"The union has stood up for us, on and off the job, and brought us together as one family. We've been through a lot together, especially since the flood of 2008, and this has given us a renewed appreciation for our union values," said one of the unidentified Powerball winners, a long-time worker at the plant, who was quoted in the union's statement.
The flood of 2008 in Cedar Rapids affected the shipping department and all other areas of the plant, and since then the 20 workers have jointly put in many extra hours in order to get the massive water-damaged facility up and running again, the union said. The statement said they know the important and historic role the Quaker Oats plant has played in Iowa's economy for decades.
"These guys have worked very hard for many years, and they want to use their good fortune to make life better for others at the plant and in their community. This is a great American story but also a great union story. These are some of the most decent and generous people you'll ever meet, and all of our members couldn't be happier for them," said Al Hartl Jr., president of Local 110.
The winning ticket was from a Powerball drawing held June 13. The ticket was sold at a Hy-Vee grocery store on Edgewood Road in Cedar Rapids, and there has been intense speculation since then over the winners' identity.
The odds of winning the Powerball jackpot are 1 in 175.2 million.
The winning numbers were 7, 10, 14, 33, and 57, with Powerball number 18. The jackpot ticket matched all six numbers drawn.
Iowa's biggest previous jackpot winners were Tim and Kellie Guderian of Fort Dodge, who claimed a $200.8 million prize in October 2006. The biggest jackpot ever for Powerball was a $365 million prize shared in February 2006 by eight co-workers at a ConAgra ham processing plant in Lincoln, Neb.
This was the seventh time a Powerball jackpot ticket has been sold in Iowa, but it's the fifth time the Iowa Lottery has sold a Powerball ticket worth at least $1 million since the game was redesigned in January.
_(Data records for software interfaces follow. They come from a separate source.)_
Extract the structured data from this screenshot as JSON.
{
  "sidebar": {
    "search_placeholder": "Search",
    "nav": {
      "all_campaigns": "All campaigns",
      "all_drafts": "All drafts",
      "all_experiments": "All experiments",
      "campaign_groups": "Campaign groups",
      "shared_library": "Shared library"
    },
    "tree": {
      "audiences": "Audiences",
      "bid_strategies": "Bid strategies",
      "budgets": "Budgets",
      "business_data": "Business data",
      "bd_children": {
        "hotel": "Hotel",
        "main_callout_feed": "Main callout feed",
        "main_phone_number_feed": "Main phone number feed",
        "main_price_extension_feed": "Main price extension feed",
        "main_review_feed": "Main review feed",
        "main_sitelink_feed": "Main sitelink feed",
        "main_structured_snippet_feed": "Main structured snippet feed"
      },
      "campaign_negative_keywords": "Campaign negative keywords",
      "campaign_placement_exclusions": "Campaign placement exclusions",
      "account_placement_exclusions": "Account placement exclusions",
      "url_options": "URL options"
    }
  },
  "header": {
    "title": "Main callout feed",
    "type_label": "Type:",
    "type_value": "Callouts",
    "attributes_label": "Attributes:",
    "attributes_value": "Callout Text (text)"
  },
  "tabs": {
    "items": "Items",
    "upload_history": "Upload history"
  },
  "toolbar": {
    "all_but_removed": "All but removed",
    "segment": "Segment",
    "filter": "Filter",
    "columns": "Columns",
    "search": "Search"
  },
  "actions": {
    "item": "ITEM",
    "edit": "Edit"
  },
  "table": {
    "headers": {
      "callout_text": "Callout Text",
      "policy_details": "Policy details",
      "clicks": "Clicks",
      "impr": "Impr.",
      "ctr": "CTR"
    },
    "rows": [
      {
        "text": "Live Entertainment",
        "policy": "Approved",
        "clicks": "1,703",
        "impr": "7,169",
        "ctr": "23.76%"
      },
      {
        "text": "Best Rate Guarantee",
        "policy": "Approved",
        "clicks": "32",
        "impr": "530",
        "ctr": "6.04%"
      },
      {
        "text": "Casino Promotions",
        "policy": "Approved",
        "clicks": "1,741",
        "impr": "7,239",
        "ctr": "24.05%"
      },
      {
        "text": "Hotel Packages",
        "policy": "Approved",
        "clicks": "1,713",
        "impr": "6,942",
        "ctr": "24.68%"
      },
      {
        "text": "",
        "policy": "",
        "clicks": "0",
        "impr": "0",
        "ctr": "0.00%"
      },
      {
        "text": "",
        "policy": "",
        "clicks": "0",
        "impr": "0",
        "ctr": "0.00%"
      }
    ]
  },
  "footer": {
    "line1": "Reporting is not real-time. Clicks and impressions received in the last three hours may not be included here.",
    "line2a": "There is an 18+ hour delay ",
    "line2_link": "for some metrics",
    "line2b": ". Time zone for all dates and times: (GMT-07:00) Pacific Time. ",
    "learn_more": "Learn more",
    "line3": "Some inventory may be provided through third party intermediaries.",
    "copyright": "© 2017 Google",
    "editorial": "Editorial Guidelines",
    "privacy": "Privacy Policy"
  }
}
Those changes doubled the price of a Powerball ticket to $2 from $1, while providing more chances to win at least $1 million.
Iowa represents only 1 to 2 percent of total revenue in the Powerball game, which is played in 44 jurisdictions nationwide with total sales of more than $3 billion annually. Rich said the Iowa Lottery had been hoping to have four to six winners of at least $1 million annually under the new Powerball rules, but what's happened since January already has exceeded his expectations.
VIDEO: Powerball winners arrive at Iowa Lottery headquarters
VIDEO: Bus driver speaks about the 20 winners
PHOTO: The winners pose for a group photo
DOCUMENTS: Legal documents for the "Powerball Shipping 20"
See the Related Links section below to view four legal documents used by the 20 Quaker Oats workers to claim their prize without revealing their names.